Within the records below, find each line with the word "rehash" and copy it out.

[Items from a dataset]
● ● ● ●

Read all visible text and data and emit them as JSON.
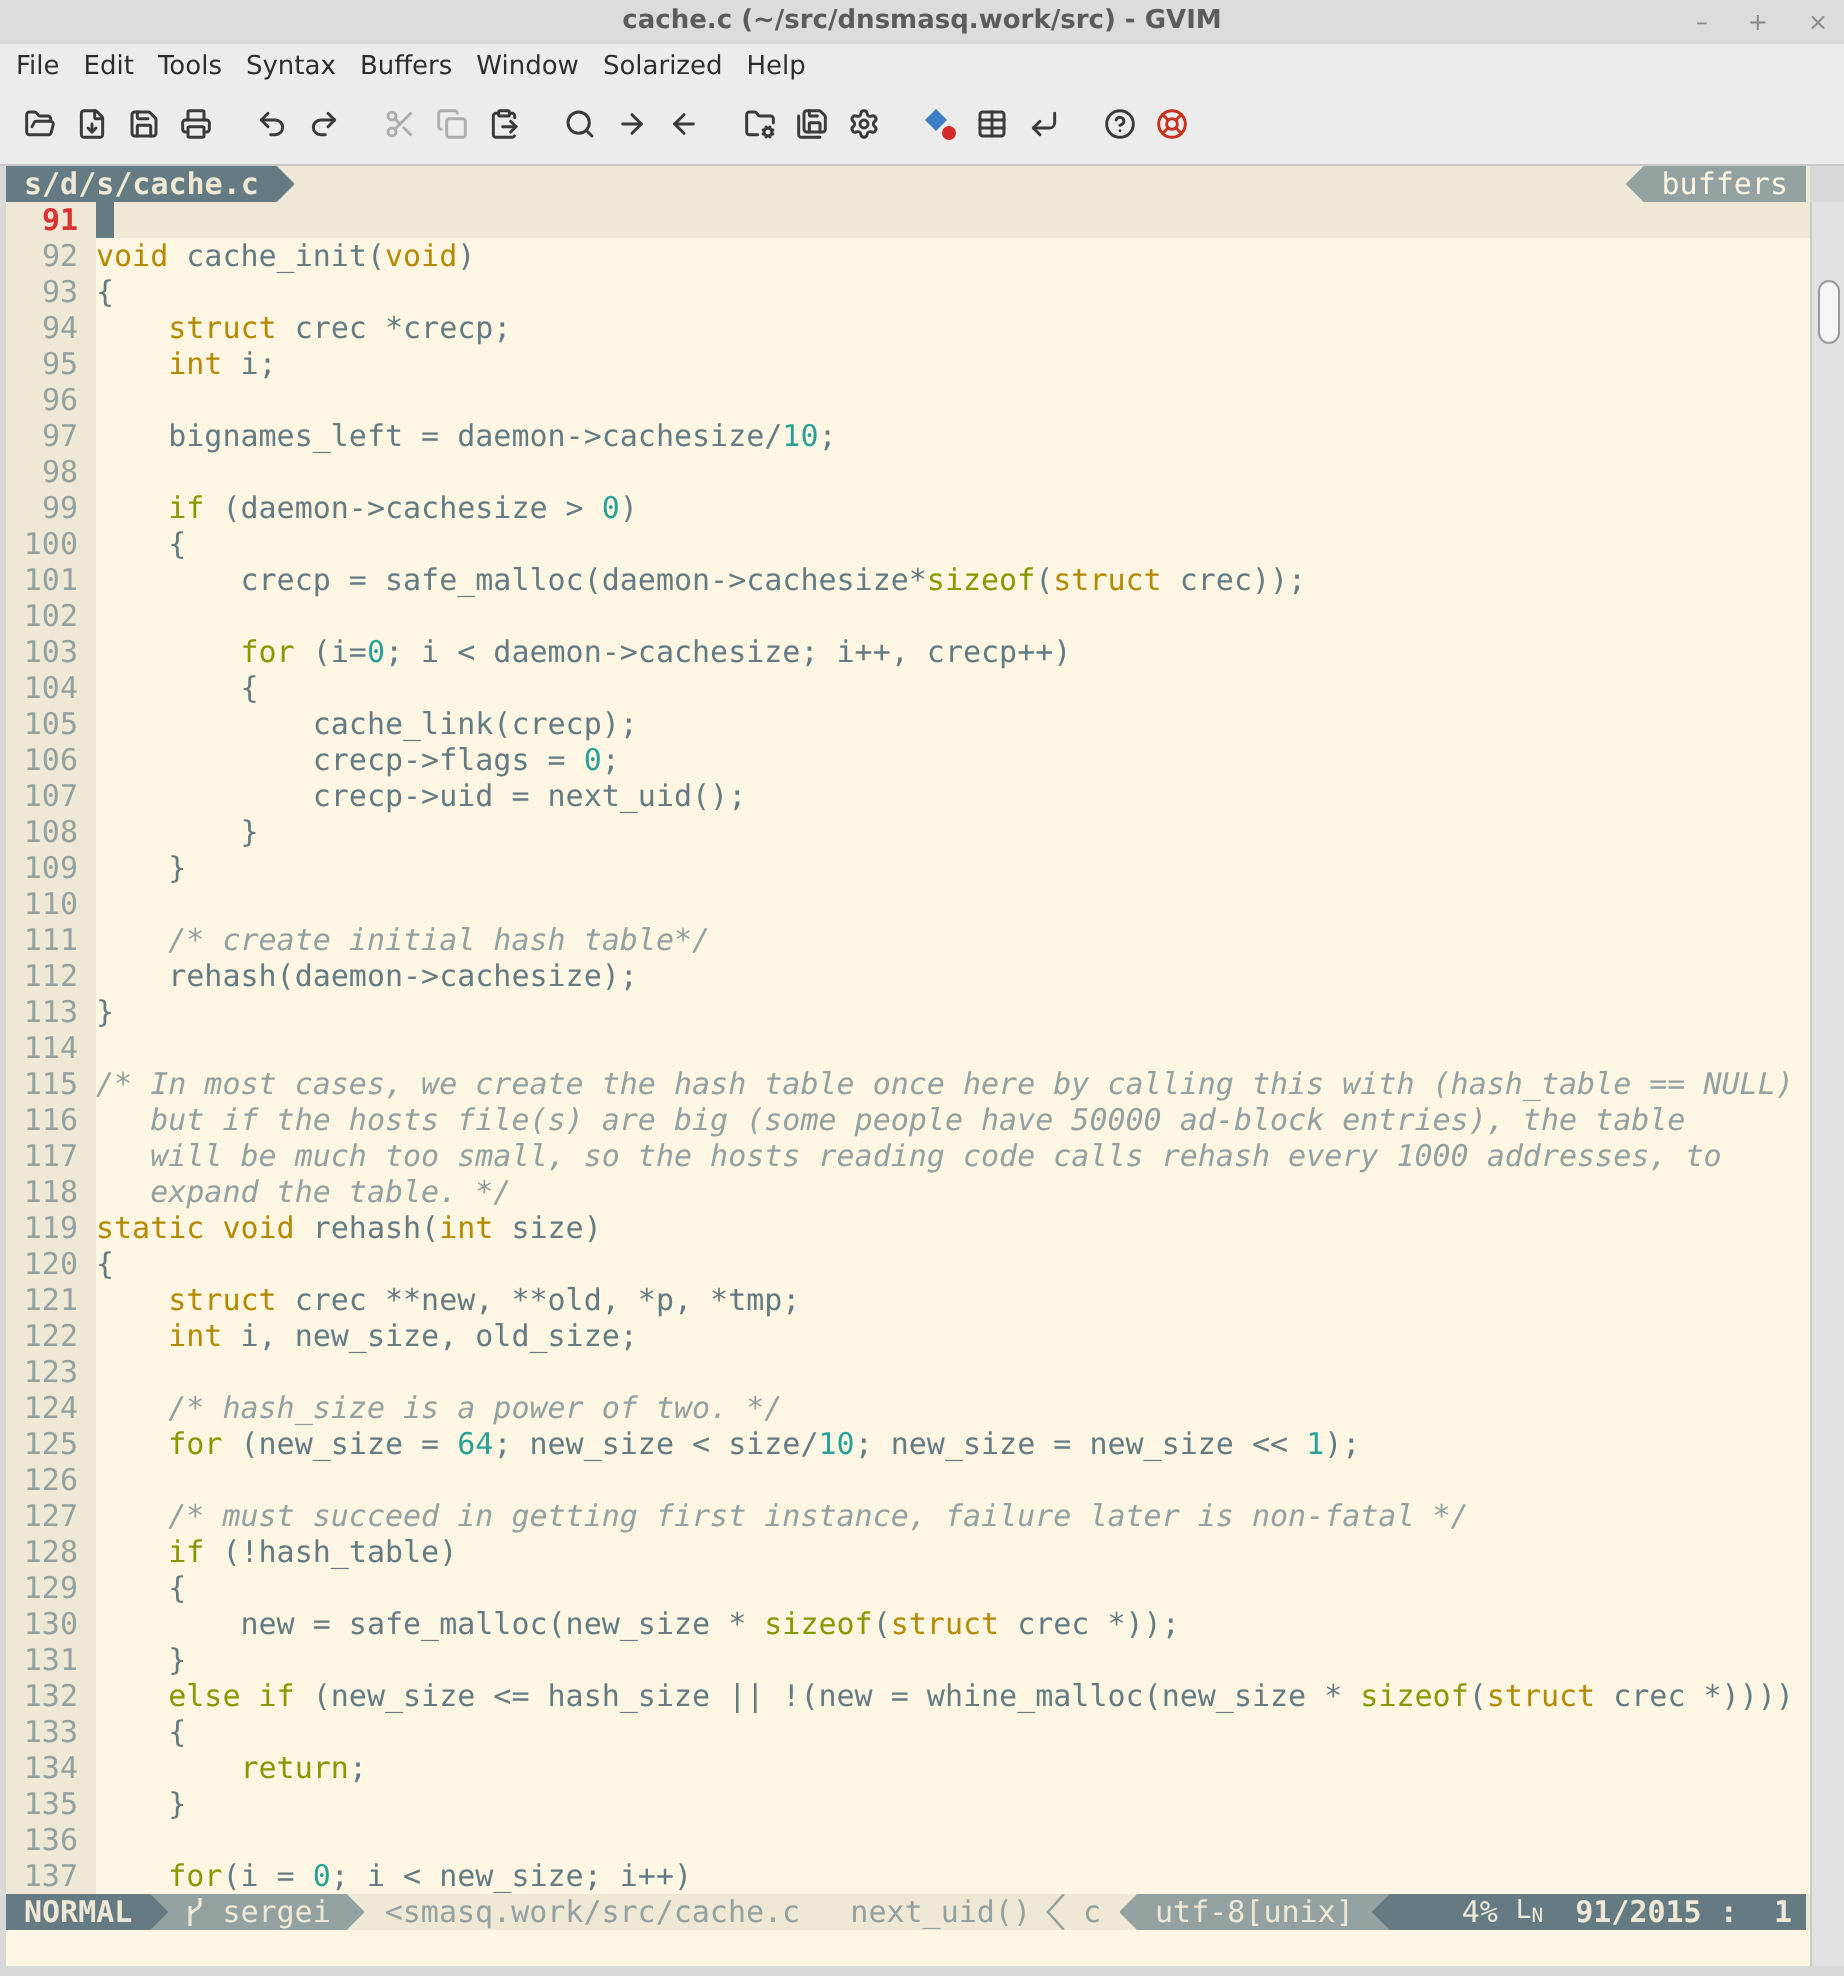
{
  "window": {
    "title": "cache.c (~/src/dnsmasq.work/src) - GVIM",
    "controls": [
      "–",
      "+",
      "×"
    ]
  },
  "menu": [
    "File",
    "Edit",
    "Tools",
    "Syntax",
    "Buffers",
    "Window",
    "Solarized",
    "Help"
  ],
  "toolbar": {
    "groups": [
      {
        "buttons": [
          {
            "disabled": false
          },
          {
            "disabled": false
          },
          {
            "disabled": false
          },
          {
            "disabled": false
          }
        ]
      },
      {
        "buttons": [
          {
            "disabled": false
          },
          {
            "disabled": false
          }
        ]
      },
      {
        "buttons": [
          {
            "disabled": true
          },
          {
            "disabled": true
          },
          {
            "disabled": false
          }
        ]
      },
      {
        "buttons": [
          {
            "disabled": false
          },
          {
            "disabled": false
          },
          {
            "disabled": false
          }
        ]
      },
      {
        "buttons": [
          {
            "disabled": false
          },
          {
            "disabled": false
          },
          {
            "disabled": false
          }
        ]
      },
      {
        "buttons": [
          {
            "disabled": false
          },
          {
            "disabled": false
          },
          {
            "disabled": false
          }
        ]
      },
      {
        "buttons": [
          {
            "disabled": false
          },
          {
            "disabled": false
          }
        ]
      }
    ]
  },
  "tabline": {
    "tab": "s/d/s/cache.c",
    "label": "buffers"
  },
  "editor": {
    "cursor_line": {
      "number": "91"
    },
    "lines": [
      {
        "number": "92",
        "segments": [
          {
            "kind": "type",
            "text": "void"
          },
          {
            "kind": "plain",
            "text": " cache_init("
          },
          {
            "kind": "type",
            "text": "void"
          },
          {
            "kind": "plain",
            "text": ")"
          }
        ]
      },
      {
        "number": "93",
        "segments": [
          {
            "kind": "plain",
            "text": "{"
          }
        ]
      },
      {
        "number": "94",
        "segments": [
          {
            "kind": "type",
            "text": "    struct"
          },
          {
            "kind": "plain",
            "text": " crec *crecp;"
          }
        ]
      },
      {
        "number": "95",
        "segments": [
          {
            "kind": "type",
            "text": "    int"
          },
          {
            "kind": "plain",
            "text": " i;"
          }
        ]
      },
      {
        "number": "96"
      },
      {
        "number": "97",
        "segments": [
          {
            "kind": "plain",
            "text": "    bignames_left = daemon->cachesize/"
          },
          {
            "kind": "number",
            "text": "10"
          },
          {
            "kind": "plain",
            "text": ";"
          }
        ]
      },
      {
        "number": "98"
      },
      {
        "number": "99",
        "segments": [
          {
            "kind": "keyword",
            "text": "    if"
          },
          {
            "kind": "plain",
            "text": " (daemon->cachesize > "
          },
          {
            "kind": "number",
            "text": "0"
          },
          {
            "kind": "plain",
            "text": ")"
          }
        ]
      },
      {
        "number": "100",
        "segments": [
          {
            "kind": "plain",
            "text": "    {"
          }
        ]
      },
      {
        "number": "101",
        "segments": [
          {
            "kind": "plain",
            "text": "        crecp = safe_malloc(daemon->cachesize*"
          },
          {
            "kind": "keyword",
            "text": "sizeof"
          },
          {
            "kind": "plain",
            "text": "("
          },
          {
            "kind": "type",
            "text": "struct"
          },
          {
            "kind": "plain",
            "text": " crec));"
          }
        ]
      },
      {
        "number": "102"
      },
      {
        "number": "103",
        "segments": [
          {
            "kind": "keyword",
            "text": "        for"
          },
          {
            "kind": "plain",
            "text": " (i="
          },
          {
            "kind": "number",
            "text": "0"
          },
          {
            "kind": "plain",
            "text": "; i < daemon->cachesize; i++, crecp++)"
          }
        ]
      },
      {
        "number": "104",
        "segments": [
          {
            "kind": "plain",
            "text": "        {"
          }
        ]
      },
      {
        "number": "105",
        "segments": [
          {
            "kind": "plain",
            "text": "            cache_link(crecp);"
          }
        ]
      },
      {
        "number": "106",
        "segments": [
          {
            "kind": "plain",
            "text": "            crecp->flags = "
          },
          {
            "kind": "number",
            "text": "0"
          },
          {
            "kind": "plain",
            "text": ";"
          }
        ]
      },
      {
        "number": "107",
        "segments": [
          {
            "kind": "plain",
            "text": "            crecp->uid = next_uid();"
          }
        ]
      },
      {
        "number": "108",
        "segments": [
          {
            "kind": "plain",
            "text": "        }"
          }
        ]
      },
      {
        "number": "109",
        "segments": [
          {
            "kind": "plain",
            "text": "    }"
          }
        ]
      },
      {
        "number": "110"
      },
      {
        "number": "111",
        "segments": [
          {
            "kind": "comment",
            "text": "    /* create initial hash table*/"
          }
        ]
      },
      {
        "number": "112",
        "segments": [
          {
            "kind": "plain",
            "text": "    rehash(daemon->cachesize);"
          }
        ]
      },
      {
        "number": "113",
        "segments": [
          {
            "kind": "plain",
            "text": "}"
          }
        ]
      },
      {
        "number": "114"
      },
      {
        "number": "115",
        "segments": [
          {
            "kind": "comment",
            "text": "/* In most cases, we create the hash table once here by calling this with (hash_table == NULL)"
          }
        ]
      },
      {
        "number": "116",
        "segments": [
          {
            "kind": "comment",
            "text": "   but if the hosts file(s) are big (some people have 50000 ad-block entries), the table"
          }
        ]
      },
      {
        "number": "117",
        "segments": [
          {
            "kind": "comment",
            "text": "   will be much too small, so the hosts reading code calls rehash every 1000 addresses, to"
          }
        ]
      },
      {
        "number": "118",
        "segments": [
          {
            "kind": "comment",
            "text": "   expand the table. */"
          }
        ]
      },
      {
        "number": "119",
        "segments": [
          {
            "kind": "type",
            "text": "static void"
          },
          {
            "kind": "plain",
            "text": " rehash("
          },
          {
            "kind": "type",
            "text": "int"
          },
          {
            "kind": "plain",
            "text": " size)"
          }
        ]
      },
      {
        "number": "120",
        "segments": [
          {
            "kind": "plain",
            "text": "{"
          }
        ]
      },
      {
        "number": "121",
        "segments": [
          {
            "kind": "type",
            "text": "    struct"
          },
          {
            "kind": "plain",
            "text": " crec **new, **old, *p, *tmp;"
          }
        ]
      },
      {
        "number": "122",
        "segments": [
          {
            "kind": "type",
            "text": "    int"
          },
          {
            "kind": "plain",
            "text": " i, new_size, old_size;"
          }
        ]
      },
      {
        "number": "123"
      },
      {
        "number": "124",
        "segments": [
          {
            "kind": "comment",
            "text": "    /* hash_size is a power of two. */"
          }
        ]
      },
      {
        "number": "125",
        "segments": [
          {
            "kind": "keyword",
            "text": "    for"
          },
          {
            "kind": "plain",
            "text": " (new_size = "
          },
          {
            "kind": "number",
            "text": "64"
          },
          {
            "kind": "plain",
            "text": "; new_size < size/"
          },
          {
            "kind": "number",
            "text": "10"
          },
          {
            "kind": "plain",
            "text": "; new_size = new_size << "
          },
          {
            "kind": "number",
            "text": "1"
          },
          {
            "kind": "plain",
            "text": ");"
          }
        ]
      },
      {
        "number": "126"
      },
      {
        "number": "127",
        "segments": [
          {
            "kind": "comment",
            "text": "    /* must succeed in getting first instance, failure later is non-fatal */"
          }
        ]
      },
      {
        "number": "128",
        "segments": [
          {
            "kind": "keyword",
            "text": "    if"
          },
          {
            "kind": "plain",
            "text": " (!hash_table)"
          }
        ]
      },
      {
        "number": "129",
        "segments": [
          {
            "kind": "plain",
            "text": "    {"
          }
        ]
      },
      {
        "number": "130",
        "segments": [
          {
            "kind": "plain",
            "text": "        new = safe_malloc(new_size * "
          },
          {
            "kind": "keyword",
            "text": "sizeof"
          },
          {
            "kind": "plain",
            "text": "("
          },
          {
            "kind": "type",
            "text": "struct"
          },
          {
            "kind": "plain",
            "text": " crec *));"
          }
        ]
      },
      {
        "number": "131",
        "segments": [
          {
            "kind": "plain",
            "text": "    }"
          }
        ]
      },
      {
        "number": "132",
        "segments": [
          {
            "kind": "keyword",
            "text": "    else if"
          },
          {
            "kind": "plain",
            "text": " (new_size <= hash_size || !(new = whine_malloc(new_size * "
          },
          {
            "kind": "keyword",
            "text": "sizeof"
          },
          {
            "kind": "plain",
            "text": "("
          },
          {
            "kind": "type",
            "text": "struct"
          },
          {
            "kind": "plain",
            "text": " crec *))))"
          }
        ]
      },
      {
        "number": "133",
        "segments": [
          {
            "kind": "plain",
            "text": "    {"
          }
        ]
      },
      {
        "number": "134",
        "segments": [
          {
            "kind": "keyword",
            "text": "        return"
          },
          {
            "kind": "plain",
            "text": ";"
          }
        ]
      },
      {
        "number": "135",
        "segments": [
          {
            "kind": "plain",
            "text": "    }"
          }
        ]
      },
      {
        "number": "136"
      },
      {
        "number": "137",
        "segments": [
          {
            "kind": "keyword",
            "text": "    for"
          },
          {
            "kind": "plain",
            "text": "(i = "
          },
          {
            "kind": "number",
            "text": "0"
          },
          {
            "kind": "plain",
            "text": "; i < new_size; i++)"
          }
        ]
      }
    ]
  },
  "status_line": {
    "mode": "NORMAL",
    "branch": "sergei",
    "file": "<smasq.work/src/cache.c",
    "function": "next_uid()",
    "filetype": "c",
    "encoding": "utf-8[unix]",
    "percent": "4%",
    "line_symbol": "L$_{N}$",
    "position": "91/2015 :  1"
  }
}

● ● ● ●

◆ **OUTPUT**:
            "text": "    rehash(daemon->cachesize);"
            "text": "   will be much too small, so the hosts reading code calls rehash every 1000 addresses, to"
            "text": " rehash("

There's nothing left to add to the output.